Trader Joe’s: $2.29 per 14 ounce jar (16.35 cents per ounce)

Target: $3.29 per 14 ounce jar (23.5 cents per ounce)

Winner: Trader Joe’s

You could buy 1.3 cans of Trader Joe’s artichoke hearts for the price of one can at Whole Foods.

Kashi GoLean Crisp! Toasted Berry Crumble flavored cereal (14 ounce box)

Whole Foods: $3.29 (normally $4.39)

Safeway: $3.50

Trader Joe’s: $3.69

Target: $4.29

Winner: Whole Foods (if on sale)

Mac and Cheese

Whole Foods: $1.50 (if two boxes are purchased)

Safeway: $1.25

Trader Joe’s: $0.99

Target: $1.25 (if three boxes are purchased)

Winner: Trader Joe’s

You could buy 1.52 boxes of Trader Joe’s Mac and Cheese for the cost of one box of Annie’s at Whole Foods.

Organic Carrots (1 pound bag)

Whole Foods: $1.99

Safeway: $1.99

Trader Joe’s: $1.49

Target: $2.14

Winner: Trader Joe’s

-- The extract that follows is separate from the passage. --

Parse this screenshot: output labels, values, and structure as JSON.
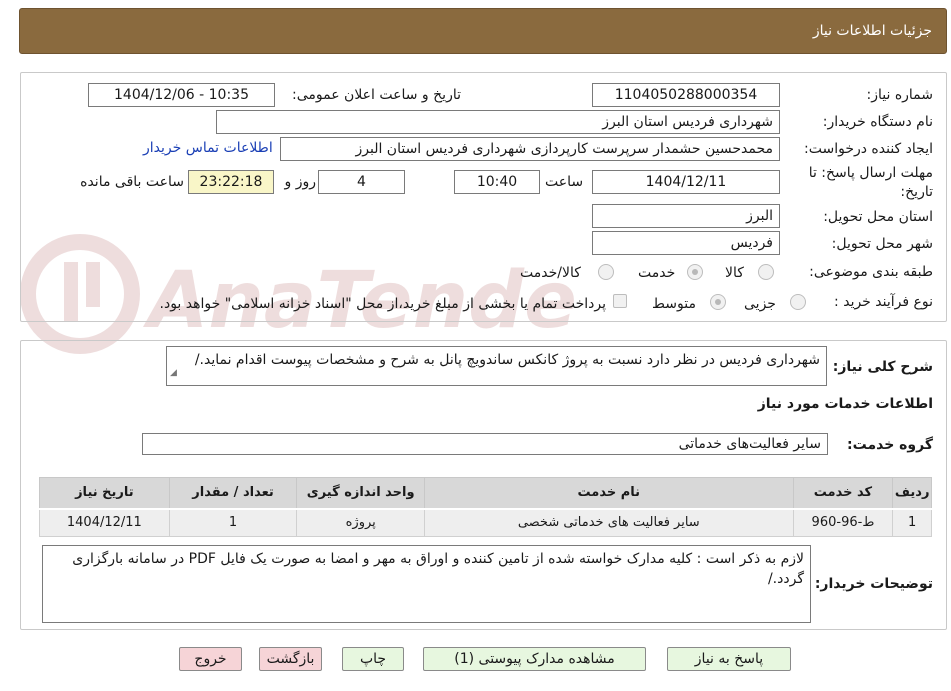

You could buy 1.34 bags of Organic Carrots from Trader Joe’s rather than from Whole Foods.


Whole Foods: $2.39 per 8 ounce jar (29.88 cents per ounce)

Safeway: $2.99 per 10 ounce jar (29.9 cents per ounce)

Trader Joe’s: $2.99 per 10 ounce jar (29.9 cents per ounce)

Target: $3.19 per 10 ounce jar (31.9 cents per ounce)

Winner: Whole Foods

Written by Sally French and Jessica Marmor Shaw of MarketWatch

(Source: MarketWatch)